reintegration into the global economy and improve our ties with Iran.?This will give room for political reform and
put down the influence of hardliners who thrive in isolation.
The current Iranian regime will be difficult to collaborate with,
but it must be done.?Iran’s regional
influence has never been greater than it is now.?Iran’s
Supreme Leader Ayatollah Khamenei stated, “Today, if a referendum is held in
any Islamic country, the people will vote for individuals supporting Islam and
opposing the United States?
(Sadjadpour, Wrong Way).?The United
States must demonstrate sincerity in forming a
relationship with Iran.?We have overlapping interests in stabilizing Iraq and Afghanistan and combating Al Qaeda.
more so than any other country in the region, has great influence on Iraq’s development.?Like the United
too wants to ensure stability, territorial integrity, and democratic elections
in Iraq.?Furthermore, we have a common enemy in the
Salafi extremists.?Iraq would be a
good place to start building confidence between our two nations.?
However, we cannot form ties with a state that supports terrorism
and violates the basic human rights of its citizens. ?/span>These issues go against everything our
democracy stands for, and it would delegitimize the United States in the international system.?The current regime must be replaced or the
government must make the strategic decision to change its policies.?Iran’s history decreases the
probabilities of any sort of regime change in the near future; Iranians are
wary of political agitation due to many years of war and revolution.?Thus, the United States must encourage the
notion that “goodwill will beget goodwill?and “reaffirm that a defiant
approach will gain little and cost more?(Sadjadpour, Guidelines).?
The Other Players
?The Islamic world will not affect
the Western world as much as China,
if at all.?True, the Islamic nations,
mainly Iran, are our current
adversaries, but if we decide to engage in military action against Iran, China will come to its
will negotiate to defend Iran
in exchange for cheap oil.?Russia, too, may do the same and negotiate to
with energy supplies in exchange for geopolitical concessions.?Our close European allies are no different,
and would probably surreptitiously negotiate for their own guarantees.?In the anarchic system, all must provide for
their own security and ensure the solidity of their power.
a rising democracy, previously supported Iran in its quests for nuclear
power because it, too, was actively building its nuclear abilities as
well.?However, the United States
negotiated to recognize India as a legitimate nuclear power in exchange for
their cooperation to contain Iran (and China as well).?The United
States can use both India
and Iran as tools to contain
China.?The pressure from this region would greatly
economic trends, hopefully bringing it to a halt.?
The focus of this essay was to evaluate the Iranian situation, but
we cannot forget the ultimate goal: to contain China.?This may be accomplished easier if we have Iran as our
ally.?However, if the United States fails at gaining Iran as a
partner, we must at least penetrate Islamic territories and subject part of
them to American influence.?We cannot
overlook the role that other Islamic nations can play in isolating China and severing their access to oil, China’s main
interest in the region.?We may solidify
our legitimacy in the region if we succeed in stabilizing the Iraqi
situation.?Concerning Iran, we must “maintain dialogue…and let it be
known that when Tehran is ready to rethink its policies
and emerge from isolation, there will be a partner in Washington ready to welcome it?(Sadjadpour,
and the United States
once had cordial relations, and there is some hope that it could happen
Crocker, Chester A. “The Art of
Peace: Bringing Democracy Back to Washington.?
Foreign Affairs.
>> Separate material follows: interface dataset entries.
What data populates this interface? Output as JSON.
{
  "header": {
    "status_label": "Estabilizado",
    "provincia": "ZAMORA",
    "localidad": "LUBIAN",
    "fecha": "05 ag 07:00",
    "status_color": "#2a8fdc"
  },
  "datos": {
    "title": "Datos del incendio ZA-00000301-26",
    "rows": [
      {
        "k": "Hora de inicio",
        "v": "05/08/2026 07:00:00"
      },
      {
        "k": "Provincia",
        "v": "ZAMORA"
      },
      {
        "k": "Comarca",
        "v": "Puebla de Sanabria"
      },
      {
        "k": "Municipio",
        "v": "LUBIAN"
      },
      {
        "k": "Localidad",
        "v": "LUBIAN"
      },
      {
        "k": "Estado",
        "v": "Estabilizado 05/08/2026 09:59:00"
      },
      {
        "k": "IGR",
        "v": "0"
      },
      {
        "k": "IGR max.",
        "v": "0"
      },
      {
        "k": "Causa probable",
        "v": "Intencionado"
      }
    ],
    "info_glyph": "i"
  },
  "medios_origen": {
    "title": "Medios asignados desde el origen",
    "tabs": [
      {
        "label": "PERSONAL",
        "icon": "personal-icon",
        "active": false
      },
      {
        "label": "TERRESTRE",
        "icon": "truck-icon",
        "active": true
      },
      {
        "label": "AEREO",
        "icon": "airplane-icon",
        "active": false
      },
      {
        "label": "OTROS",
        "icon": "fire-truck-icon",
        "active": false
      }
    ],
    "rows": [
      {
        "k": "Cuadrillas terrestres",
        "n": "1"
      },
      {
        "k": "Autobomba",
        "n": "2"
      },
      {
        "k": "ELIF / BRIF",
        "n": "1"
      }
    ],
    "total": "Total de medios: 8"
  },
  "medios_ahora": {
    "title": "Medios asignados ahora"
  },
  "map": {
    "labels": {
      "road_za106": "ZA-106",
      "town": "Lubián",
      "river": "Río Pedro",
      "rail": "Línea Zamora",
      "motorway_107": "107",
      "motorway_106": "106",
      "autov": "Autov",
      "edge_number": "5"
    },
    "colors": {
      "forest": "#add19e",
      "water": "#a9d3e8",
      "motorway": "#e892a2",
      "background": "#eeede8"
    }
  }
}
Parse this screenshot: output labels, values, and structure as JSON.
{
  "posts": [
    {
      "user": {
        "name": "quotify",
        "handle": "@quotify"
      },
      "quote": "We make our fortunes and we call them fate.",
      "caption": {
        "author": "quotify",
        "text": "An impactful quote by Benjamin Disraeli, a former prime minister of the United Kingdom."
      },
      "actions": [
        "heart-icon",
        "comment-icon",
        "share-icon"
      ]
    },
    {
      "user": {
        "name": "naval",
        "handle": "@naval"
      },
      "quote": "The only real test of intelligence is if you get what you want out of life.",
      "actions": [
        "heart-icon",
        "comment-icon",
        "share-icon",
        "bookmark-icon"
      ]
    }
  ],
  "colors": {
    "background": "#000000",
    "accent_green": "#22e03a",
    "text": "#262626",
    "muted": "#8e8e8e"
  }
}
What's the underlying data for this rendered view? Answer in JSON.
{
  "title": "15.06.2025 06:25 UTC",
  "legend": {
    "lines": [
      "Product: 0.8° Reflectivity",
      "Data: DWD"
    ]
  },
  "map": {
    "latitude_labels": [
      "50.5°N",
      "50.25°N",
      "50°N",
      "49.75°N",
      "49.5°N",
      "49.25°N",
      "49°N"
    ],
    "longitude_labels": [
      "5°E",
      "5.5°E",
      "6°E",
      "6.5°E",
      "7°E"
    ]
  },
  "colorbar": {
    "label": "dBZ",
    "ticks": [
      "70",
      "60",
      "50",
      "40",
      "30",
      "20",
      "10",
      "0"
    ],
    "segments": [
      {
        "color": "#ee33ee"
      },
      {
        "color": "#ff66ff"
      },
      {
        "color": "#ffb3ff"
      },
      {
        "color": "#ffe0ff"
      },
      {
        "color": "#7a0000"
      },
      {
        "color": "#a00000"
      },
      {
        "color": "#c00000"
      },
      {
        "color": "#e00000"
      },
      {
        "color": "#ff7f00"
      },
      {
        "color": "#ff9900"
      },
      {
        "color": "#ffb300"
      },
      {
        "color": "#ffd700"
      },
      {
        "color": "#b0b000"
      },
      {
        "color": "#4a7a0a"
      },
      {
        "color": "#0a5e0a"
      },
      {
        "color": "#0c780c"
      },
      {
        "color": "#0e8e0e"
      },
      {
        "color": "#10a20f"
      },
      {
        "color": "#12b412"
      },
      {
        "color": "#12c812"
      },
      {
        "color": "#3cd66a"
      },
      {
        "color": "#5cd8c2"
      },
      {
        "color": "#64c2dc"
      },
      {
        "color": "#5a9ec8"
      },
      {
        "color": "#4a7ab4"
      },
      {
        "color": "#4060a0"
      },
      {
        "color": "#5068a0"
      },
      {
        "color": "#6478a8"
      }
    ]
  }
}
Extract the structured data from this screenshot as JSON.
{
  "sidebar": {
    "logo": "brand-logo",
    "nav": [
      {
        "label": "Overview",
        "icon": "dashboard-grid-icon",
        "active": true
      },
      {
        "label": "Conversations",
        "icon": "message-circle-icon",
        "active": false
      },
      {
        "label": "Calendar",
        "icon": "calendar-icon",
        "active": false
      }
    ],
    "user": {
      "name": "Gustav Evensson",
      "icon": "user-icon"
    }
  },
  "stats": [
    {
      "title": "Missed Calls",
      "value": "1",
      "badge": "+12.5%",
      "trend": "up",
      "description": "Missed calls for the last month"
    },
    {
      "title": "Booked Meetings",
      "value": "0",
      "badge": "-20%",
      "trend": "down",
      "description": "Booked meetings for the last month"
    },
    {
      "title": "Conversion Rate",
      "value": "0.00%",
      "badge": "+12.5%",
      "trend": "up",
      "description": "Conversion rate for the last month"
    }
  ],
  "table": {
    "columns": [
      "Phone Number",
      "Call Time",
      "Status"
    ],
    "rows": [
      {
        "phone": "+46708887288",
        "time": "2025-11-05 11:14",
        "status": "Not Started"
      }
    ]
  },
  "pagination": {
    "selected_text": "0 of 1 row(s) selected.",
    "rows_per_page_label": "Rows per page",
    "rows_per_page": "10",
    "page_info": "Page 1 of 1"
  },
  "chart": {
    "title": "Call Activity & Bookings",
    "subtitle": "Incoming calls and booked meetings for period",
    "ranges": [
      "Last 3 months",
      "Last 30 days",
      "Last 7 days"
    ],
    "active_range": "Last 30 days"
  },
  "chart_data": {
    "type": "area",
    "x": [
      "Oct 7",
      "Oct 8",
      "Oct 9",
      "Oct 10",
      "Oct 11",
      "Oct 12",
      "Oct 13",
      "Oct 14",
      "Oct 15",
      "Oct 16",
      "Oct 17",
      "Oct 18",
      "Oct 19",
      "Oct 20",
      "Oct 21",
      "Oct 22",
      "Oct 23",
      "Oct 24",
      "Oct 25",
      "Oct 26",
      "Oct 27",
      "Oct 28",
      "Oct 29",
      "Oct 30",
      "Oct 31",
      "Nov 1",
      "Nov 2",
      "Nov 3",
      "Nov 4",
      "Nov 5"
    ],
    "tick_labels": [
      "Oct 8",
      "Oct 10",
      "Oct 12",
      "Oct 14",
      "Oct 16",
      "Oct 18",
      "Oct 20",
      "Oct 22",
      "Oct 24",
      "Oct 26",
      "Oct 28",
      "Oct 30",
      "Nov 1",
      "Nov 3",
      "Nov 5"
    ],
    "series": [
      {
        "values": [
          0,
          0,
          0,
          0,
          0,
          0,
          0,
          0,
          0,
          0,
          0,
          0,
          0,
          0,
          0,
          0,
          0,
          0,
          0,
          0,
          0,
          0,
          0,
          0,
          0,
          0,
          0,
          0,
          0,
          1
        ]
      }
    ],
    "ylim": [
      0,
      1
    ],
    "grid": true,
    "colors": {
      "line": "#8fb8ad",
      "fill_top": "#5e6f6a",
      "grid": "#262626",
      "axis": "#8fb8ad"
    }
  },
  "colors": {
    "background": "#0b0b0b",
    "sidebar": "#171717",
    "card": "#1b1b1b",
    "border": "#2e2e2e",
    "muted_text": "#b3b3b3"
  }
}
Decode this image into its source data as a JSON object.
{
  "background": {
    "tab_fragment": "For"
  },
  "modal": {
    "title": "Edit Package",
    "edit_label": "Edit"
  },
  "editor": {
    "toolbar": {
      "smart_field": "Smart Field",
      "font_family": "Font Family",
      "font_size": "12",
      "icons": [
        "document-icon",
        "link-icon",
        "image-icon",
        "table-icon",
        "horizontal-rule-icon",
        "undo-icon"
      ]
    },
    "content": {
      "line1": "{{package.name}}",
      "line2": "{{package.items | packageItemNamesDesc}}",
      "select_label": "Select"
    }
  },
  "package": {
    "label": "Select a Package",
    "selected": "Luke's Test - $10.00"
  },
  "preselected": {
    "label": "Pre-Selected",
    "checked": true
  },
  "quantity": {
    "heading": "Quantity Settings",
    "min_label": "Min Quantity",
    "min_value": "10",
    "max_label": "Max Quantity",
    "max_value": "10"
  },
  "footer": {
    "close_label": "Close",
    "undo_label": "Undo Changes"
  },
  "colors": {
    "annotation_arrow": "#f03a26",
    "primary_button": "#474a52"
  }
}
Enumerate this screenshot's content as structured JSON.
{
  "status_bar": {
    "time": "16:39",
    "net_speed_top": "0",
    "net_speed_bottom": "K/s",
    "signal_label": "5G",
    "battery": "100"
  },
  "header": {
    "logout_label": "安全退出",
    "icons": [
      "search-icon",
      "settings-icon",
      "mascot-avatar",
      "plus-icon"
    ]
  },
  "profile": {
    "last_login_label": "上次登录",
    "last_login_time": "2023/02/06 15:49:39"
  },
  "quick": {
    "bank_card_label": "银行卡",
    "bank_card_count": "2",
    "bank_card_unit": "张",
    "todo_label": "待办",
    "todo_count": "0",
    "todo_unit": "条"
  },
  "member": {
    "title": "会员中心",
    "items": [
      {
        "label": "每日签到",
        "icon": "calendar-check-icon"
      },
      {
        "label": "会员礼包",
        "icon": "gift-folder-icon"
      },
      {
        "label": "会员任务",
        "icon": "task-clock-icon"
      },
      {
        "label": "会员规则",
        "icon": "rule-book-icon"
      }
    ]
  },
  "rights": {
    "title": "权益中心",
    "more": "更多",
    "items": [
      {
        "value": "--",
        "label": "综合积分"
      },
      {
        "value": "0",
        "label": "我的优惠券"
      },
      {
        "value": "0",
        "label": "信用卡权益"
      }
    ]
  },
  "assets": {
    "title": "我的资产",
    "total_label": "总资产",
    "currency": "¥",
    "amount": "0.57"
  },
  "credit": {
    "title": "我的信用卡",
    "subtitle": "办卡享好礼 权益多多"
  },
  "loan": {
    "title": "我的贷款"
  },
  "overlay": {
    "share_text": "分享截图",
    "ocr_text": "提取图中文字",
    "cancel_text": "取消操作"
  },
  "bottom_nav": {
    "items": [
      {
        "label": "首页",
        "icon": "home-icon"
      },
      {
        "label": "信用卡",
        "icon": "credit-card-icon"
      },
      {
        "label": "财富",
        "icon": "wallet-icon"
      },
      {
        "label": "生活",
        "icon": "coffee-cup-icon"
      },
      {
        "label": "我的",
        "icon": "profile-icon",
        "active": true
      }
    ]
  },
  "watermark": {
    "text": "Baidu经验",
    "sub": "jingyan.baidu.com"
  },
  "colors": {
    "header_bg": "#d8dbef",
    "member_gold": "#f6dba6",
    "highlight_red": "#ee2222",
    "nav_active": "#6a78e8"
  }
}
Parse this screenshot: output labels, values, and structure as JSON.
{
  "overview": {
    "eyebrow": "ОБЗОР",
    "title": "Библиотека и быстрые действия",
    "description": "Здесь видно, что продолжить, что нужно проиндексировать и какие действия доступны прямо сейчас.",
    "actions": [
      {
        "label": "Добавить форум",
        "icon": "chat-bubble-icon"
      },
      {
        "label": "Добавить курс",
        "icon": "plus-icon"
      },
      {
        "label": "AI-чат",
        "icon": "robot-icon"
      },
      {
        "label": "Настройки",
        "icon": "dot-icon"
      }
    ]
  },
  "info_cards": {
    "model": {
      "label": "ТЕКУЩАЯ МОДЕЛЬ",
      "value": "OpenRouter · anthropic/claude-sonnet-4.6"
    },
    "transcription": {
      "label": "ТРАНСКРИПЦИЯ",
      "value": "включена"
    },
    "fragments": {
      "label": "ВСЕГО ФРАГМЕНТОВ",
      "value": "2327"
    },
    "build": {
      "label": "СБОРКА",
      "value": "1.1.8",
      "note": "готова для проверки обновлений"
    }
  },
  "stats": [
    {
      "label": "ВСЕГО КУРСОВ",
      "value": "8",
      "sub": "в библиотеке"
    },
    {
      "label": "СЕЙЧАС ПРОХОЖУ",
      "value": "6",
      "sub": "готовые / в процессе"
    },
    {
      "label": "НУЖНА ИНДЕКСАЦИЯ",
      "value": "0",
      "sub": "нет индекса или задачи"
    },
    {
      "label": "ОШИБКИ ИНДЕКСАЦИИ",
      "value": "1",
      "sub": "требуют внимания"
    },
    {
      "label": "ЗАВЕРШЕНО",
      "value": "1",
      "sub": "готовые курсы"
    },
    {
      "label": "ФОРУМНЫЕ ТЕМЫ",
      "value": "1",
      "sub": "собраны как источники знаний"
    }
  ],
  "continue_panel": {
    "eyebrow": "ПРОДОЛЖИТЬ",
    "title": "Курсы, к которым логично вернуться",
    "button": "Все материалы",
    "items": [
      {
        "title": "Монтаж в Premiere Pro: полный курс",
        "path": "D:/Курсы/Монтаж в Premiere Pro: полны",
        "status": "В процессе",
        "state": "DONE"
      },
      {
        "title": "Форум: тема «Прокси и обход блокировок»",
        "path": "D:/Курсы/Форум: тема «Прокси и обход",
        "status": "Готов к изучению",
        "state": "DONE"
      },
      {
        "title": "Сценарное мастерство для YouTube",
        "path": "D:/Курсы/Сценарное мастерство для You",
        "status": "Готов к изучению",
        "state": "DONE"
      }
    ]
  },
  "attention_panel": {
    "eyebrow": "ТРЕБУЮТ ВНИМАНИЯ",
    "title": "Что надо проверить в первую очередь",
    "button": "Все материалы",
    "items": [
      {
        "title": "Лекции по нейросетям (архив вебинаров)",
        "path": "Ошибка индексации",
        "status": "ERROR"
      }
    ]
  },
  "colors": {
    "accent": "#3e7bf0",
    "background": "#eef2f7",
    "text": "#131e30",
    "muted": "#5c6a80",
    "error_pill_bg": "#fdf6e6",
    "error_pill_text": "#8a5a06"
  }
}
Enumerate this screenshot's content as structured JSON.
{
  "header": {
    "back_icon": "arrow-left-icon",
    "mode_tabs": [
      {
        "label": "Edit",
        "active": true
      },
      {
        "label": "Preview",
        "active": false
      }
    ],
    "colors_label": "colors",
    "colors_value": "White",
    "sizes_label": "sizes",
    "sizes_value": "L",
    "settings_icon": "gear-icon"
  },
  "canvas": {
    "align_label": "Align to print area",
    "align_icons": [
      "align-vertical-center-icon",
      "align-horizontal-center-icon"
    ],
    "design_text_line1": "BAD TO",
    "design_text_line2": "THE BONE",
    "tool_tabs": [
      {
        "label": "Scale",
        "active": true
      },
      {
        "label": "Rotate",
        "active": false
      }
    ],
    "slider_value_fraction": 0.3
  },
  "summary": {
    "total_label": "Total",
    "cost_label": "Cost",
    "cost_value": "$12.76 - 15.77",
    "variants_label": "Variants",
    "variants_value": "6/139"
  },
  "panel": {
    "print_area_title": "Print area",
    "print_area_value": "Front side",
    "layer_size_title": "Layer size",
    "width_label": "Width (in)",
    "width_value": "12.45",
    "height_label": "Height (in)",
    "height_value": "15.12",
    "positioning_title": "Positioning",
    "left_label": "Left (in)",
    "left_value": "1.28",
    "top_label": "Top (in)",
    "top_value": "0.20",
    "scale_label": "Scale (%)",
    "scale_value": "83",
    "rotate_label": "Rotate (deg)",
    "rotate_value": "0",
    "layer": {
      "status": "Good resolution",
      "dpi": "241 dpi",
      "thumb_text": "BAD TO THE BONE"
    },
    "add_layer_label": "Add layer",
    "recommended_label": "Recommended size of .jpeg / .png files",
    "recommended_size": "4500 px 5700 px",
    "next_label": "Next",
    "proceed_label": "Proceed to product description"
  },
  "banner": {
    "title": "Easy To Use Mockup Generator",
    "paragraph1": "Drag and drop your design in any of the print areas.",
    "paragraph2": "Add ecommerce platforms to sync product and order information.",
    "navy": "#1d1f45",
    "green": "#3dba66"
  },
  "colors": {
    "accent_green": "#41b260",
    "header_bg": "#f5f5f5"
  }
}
July/ August 2007.
Luft, Gal. ?/span>
Pelanda, Carlo. The Grand Alliance:
The global integration of democracies. Milano, Italy,
Sadjadpour, Karim. “Guidelines for Approaching Iran.?Carnegie Endowment for
International Peace. June 2007.
Sadjadpour, Karim. “The Wrong
Way to Contain Iran.?International Herald
August 3, 2007.
23 Sept. 2007. Central Intelligence Agency. < https://www.cia.gov/>.
23 Sept. 2007. Human Rights Watch. < http://www.hrw.org/>.